What these pills are NOT designed to do is overcome the rigors your body endures throughout the night as a result of sleep apnea. Sleep apnea is a sleep disorder. A disorder means that something is not functioning as intended.
Sleep apnea causes pauses in breathing that can last up to a minute. These can occur hundreds of times per night. These interruptions in air intake deprive the brain with sufficient oxygen while you sleep. This interferes with your brain’s ability to go through the nightly repair and rebooting cycles they are designed to perform.
The brain is anything but ‘shut down’ while you sleep. Even though a third of our lives are spent sleeping, certain parts of the brain remain active. This period enables your brain to do some housekeeping by removing unhealthy accumulations while regulating certain hormones that keep the body functioning properly.
For example, sleep helps to balance appetite levels by regulating certain hormones that effect feelings of hunger and fullness. Sleep deprivation disrupts hormonal balances that make you feel the need to eat more. Of course, this can lead to weight gain, which is a common side effect of sleep apnea.
While weight gain is an unhealthy side effect, others are deadly. Sleep apnea has been linked to heart attack, stroke, Alzheimer’s disease, high blood pressure, depression, impotency… should I go on? You get the picture.

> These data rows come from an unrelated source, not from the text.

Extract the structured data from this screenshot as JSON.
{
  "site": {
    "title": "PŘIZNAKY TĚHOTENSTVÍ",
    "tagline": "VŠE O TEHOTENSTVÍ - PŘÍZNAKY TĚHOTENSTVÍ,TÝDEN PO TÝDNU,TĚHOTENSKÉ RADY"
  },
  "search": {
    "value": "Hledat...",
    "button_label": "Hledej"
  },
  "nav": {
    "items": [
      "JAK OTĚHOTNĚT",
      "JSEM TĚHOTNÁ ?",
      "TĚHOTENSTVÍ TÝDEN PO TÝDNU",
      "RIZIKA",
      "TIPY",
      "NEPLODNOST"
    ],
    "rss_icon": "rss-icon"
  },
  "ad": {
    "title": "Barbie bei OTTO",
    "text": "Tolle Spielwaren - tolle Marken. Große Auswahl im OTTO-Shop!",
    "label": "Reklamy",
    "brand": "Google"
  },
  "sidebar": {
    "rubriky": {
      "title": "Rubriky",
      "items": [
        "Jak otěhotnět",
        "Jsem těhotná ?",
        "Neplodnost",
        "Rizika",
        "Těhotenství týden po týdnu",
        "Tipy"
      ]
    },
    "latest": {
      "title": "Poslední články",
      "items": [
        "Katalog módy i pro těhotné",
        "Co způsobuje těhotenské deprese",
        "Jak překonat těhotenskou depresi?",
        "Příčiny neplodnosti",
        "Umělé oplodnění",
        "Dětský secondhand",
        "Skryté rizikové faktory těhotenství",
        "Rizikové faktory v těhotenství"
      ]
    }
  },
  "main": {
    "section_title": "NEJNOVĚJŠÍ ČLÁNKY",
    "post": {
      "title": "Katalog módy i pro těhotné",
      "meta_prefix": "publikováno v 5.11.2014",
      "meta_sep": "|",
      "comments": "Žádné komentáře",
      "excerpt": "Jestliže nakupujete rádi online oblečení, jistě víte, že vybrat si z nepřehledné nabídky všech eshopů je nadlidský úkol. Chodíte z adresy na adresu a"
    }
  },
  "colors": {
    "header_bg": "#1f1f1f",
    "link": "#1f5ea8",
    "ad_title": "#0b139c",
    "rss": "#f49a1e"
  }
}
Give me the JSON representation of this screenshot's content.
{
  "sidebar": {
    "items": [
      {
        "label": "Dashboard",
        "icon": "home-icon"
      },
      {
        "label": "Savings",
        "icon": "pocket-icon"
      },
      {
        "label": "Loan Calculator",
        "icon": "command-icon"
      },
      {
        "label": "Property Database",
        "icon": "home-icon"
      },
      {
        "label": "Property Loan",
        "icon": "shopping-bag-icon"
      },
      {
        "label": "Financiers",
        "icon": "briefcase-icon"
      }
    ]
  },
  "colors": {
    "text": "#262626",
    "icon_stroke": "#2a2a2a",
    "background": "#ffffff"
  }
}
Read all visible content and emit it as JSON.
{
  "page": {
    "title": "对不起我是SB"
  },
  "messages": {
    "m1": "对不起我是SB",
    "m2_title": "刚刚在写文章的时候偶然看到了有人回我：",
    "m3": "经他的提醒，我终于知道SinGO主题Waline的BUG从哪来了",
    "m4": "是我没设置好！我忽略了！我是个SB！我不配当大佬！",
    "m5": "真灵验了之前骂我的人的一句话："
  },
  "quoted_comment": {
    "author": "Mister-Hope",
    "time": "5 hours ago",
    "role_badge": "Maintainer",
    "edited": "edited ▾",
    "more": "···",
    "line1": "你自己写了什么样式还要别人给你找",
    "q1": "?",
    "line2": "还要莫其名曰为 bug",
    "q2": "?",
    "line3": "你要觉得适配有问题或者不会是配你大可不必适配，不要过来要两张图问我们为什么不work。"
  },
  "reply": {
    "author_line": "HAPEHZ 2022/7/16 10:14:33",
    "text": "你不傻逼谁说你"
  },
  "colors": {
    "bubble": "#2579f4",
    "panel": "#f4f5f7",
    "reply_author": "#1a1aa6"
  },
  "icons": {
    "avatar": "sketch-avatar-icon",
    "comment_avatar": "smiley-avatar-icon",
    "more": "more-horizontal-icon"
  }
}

The industry standard for treating sleep apnea in the past has been a bulky, noisy and often uncomfortable C-PAP device. While effective in pushing oxygen into air passages, consistent usage by those prescribed with C-PAP therapy is low. Fortunately, an alternative does exist.
Certain FDA-approved oral appliances can help overcome mild to moderate sleep apnea. These are about the size of a mouth guard, custom-fitted to the contours of your mouth and do not interfere with sleep. They are designed to help adjust the jaw so your throat is more open during sleep. Rather than force air into your throat, oral appliances make air intake, on your own, easy.
You may wish to begin with a no-obligation consultation. There is no cost for this time and you’ll be able to ask questions and have your options explained fully. If you struggle with daytime fatigue, lack of alertness or focus, weight gain, nodding off easily, or feeling unmotivated, it’s time to look into options that can restore your health (and maybe even save your life). Call toll free 1-866-9-Smiles.